Component data from apps and pages

※ ※ ※

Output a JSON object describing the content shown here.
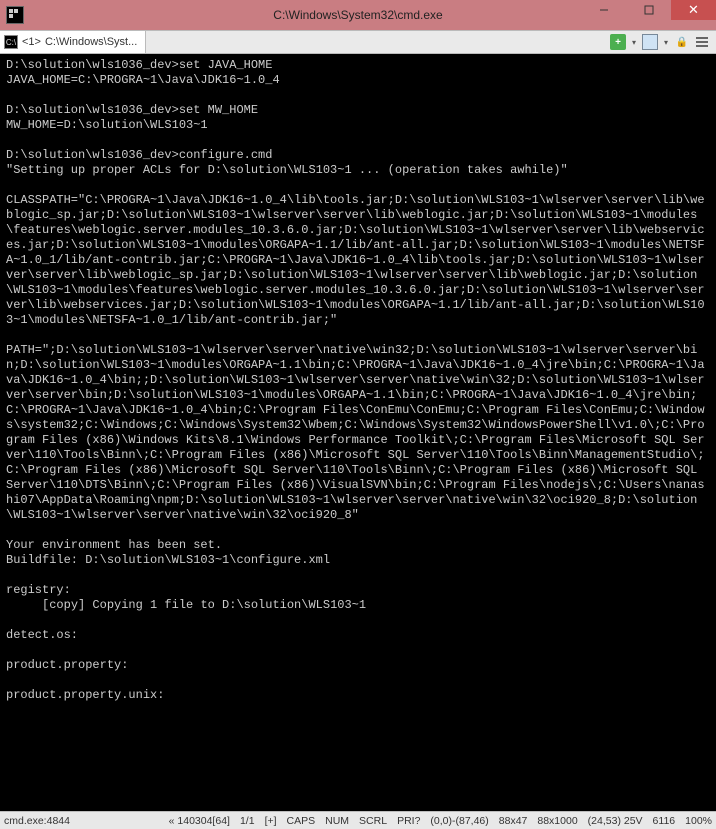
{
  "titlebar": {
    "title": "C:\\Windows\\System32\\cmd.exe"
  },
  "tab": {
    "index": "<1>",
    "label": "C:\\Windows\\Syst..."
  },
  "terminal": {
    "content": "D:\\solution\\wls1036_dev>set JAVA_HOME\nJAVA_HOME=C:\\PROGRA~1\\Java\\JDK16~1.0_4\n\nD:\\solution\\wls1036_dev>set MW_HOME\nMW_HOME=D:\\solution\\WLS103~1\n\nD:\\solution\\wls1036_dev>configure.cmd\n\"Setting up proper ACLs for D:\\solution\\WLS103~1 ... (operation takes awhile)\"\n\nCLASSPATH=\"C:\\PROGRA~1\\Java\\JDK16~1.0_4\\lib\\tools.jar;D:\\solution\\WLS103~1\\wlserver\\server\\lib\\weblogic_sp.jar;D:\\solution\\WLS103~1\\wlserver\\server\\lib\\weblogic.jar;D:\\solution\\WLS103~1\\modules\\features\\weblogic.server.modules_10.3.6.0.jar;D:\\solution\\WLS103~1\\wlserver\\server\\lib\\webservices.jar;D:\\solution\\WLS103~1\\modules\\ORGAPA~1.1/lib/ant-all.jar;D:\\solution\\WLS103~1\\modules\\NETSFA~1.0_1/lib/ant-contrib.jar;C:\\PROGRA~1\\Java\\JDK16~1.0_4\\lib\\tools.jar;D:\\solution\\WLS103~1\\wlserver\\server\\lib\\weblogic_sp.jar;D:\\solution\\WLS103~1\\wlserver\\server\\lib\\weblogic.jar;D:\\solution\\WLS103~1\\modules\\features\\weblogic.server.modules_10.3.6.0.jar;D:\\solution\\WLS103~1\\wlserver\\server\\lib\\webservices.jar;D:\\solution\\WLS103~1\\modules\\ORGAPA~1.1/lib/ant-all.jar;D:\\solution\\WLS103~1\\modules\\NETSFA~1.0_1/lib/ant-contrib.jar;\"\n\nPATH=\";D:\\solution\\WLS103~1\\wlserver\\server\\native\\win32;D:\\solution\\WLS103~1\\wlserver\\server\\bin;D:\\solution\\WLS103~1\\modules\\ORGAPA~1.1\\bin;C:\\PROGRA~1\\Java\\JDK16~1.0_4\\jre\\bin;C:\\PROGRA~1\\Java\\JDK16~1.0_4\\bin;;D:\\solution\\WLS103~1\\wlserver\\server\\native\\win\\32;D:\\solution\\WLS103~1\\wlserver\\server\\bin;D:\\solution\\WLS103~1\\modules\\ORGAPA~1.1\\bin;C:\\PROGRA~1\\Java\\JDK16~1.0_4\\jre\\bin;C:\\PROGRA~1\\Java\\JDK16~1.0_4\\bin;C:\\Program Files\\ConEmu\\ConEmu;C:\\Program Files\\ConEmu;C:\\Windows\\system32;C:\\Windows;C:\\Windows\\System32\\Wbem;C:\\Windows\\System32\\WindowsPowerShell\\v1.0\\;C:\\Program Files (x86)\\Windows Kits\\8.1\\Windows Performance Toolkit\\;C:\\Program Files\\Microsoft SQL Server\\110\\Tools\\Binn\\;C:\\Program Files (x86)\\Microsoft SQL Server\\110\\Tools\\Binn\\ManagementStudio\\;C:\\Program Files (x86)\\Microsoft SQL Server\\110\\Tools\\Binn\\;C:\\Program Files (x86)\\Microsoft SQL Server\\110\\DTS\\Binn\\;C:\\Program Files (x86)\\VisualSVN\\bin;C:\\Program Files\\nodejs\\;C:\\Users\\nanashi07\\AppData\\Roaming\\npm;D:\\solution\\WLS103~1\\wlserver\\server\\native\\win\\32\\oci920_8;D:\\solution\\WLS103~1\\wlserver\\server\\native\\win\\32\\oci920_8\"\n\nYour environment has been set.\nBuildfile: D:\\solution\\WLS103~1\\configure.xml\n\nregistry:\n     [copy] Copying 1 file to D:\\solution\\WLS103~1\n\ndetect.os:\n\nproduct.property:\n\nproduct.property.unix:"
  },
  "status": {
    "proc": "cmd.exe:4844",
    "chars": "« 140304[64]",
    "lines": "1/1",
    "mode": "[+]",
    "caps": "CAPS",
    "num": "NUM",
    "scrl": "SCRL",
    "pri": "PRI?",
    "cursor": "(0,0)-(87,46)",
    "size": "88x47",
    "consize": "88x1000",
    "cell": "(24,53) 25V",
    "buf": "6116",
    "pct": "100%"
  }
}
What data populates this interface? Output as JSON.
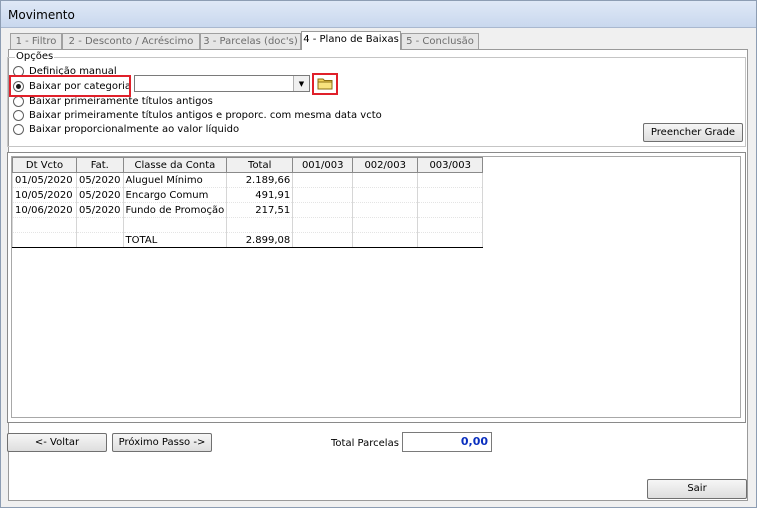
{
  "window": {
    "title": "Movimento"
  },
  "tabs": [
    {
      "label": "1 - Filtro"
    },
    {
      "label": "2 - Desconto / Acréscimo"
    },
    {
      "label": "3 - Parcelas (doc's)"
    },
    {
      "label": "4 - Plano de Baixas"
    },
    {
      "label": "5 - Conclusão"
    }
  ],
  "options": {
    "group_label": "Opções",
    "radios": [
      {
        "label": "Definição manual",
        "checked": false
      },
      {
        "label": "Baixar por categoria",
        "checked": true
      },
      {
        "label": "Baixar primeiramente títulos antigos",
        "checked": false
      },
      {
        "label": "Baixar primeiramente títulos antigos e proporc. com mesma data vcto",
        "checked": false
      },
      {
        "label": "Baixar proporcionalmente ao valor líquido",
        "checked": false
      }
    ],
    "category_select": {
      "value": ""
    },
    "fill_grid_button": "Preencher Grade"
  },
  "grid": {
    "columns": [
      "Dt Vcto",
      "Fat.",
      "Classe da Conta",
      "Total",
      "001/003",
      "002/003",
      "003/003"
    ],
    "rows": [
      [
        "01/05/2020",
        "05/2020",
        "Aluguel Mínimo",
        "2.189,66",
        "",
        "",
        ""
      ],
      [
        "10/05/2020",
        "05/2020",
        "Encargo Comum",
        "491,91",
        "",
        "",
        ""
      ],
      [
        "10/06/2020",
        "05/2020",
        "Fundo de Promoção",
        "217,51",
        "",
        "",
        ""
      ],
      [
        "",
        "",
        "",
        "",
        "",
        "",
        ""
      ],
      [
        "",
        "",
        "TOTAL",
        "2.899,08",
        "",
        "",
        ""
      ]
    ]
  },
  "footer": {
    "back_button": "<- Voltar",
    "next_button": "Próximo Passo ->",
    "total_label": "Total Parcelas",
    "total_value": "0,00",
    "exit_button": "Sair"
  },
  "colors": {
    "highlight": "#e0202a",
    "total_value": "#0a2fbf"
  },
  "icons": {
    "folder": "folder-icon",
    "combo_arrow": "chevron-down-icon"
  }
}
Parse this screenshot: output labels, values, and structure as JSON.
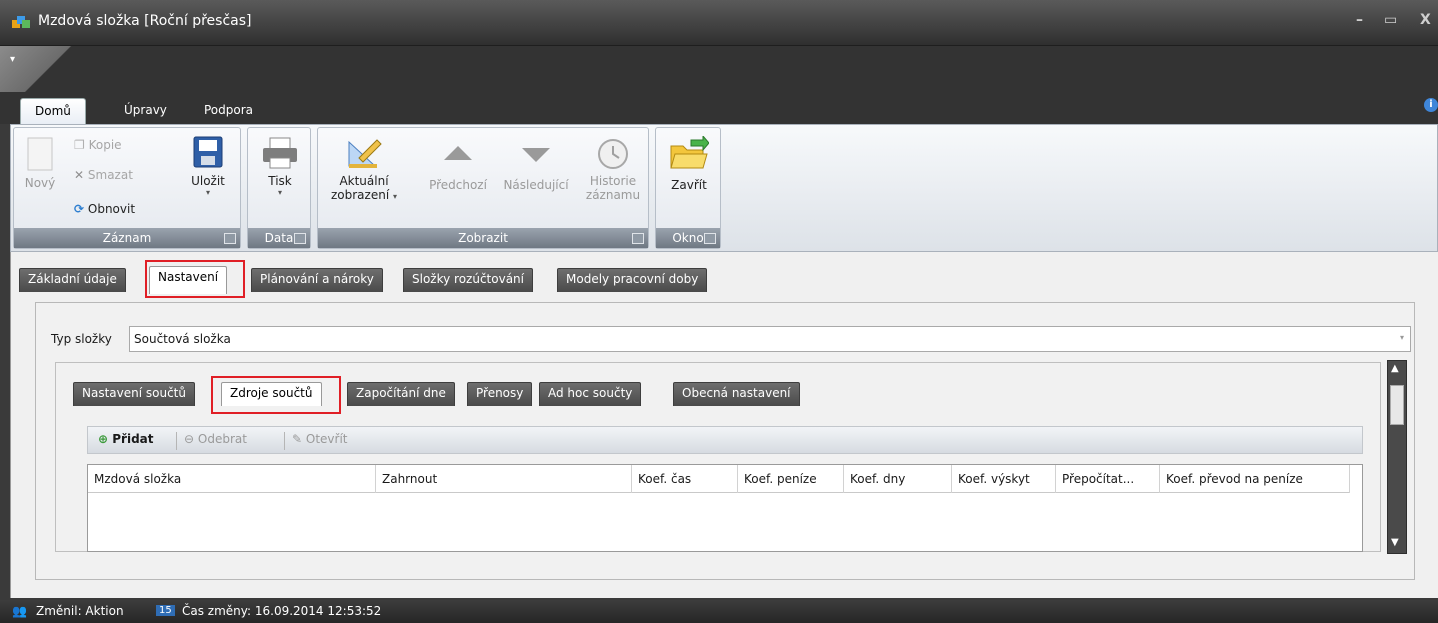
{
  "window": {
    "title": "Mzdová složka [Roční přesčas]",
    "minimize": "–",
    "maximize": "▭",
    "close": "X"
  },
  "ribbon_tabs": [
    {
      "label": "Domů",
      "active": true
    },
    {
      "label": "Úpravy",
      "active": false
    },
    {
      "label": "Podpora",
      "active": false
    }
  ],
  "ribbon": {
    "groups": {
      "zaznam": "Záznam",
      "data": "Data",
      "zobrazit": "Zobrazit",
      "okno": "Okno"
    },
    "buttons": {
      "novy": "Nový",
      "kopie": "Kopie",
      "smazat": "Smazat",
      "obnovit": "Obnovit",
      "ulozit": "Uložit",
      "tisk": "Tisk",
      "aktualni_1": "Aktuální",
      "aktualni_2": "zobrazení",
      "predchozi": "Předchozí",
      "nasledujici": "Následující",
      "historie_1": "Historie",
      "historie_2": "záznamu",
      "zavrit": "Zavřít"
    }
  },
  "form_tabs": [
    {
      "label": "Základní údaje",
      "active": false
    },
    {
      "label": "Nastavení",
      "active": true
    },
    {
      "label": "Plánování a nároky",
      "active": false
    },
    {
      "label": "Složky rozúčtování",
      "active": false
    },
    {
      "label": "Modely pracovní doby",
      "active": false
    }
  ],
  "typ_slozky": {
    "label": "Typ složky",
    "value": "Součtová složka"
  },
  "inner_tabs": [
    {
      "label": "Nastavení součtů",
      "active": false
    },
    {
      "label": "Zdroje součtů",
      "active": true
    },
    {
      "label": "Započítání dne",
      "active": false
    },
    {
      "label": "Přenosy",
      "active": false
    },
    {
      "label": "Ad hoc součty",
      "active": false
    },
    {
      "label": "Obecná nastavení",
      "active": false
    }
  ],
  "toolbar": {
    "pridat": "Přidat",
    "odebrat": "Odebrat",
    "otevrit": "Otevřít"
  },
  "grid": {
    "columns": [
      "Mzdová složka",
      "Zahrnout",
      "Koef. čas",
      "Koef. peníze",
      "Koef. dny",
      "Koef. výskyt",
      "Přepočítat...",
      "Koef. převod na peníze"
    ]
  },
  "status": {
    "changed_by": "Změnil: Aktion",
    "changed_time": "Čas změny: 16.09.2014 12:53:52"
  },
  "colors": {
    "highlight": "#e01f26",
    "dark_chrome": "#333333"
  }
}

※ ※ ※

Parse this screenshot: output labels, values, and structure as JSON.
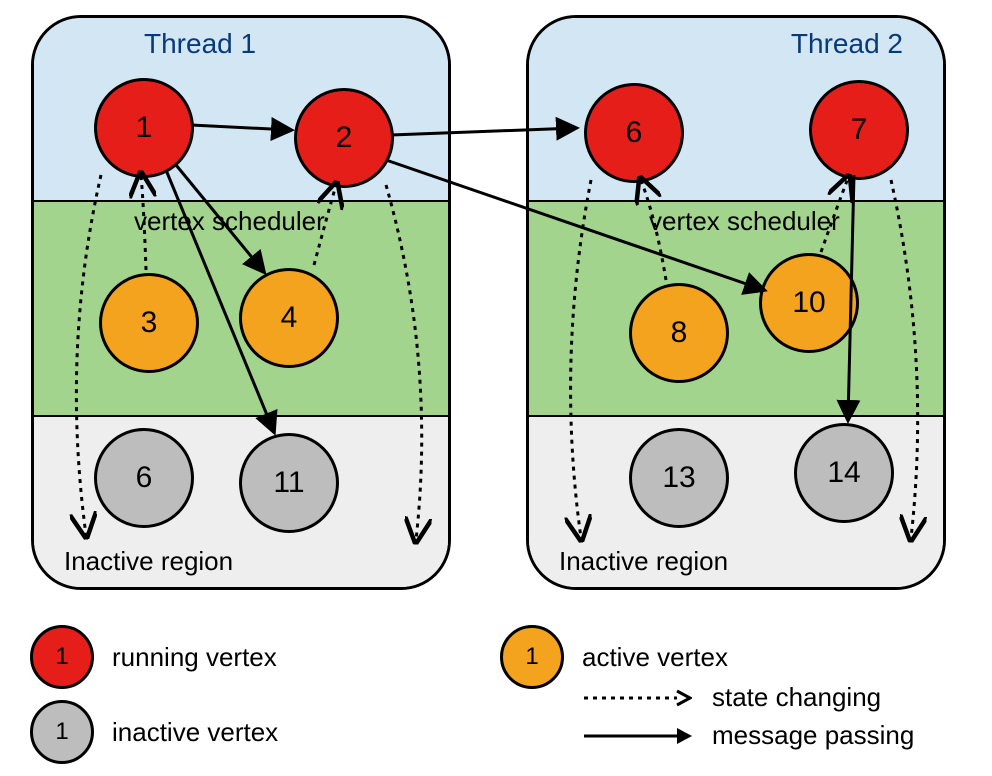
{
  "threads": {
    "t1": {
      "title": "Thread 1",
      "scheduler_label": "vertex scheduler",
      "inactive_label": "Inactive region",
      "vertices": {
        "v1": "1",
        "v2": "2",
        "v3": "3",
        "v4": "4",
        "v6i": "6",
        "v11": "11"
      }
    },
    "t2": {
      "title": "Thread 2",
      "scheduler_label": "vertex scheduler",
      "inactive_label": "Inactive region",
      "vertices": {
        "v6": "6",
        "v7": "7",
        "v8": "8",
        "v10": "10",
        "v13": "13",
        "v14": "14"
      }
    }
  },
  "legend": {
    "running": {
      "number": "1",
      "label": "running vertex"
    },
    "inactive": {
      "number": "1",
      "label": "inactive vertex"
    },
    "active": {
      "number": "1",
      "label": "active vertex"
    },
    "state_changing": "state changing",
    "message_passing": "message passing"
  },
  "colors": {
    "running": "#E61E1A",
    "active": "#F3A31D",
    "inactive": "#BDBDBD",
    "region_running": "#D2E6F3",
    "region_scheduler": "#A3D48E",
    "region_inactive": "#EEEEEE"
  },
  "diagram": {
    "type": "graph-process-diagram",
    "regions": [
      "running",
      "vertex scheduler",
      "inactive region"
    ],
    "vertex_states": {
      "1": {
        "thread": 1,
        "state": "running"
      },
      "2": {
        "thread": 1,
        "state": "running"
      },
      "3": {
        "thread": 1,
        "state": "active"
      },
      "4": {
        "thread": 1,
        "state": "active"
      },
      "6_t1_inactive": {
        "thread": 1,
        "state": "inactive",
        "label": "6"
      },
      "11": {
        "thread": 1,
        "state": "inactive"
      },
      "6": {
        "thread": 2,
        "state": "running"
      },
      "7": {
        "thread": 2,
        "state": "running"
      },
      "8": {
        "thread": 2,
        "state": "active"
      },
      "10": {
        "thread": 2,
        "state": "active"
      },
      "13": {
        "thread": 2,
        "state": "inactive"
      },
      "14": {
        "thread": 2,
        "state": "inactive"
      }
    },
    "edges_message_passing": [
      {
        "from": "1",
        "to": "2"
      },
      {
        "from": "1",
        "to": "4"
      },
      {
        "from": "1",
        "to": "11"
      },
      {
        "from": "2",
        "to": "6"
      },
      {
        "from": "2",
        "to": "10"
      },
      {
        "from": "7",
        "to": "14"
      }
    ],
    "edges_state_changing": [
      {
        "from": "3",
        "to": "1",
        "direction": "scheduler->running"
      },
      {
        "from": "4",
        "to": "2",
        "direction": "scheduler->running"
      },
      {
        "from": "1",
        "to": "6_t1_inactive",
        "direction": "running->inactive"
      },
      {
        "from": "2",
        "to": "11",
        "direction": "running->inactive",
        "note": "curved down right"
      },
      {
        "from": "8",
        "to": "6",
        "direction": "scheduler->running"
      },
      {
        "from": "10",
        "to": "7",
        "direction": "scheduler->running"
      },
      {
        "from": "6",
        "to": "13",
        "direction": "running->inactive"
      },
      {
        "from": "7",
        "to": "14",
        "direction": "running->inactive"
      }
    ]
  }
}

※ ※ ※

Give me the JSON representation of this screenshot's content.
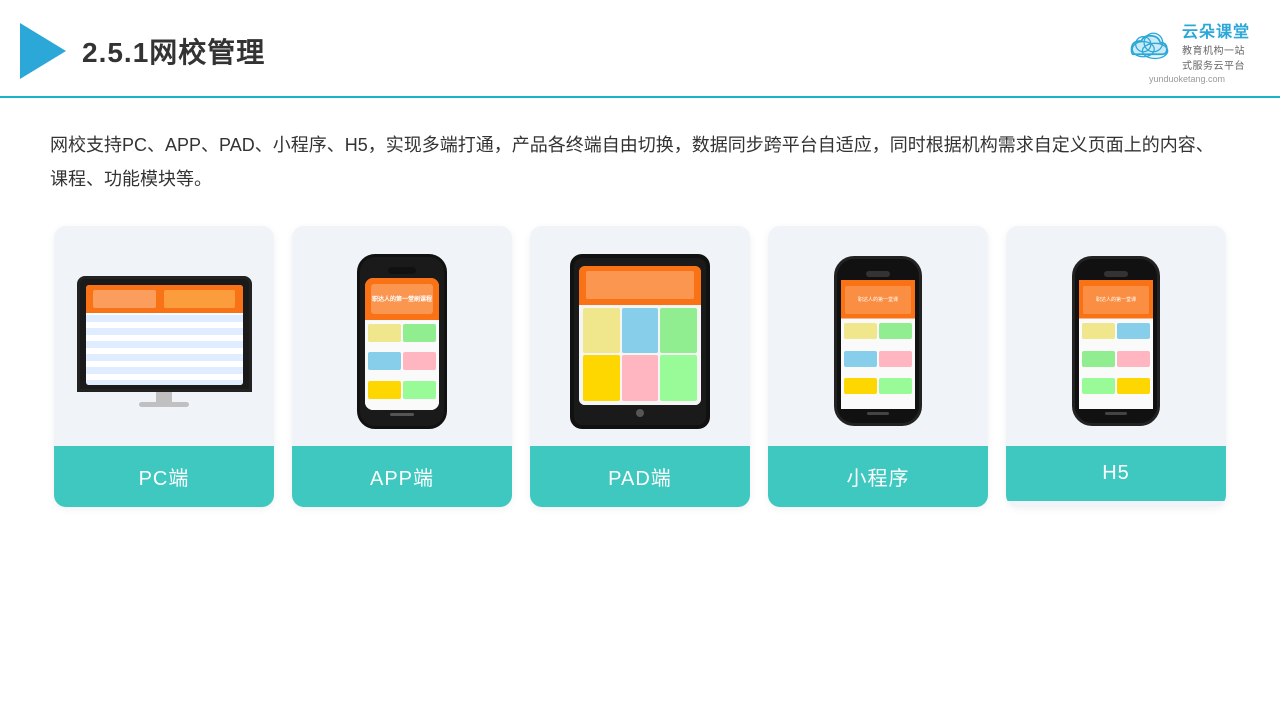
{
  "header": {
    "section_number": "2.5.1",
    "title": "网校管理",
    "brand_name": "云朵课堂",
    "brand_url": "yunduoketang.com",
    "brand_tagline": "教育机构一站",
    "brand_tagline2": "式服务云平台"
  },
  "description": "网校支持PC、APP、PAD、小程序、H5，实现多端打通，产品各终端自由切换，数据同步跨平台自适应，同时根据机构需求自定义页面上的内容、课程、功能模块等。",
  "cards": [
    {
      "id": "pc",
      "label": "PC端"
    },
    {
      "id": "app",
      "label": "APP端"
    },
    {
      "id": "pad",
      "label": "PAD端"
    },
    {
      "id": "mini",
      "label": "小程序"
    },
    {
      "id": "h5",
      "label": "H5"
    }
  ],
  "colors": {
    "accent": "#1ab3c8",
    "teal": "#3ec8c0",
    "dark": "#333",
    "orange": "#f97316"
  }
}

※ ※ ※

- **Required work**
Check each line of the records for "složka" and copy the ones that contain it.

- **Answer to the exercise**
    "title": "Mzdová složka [Roční přesčas]",
    "value": "Součtová složka"
      "Mzdová složka",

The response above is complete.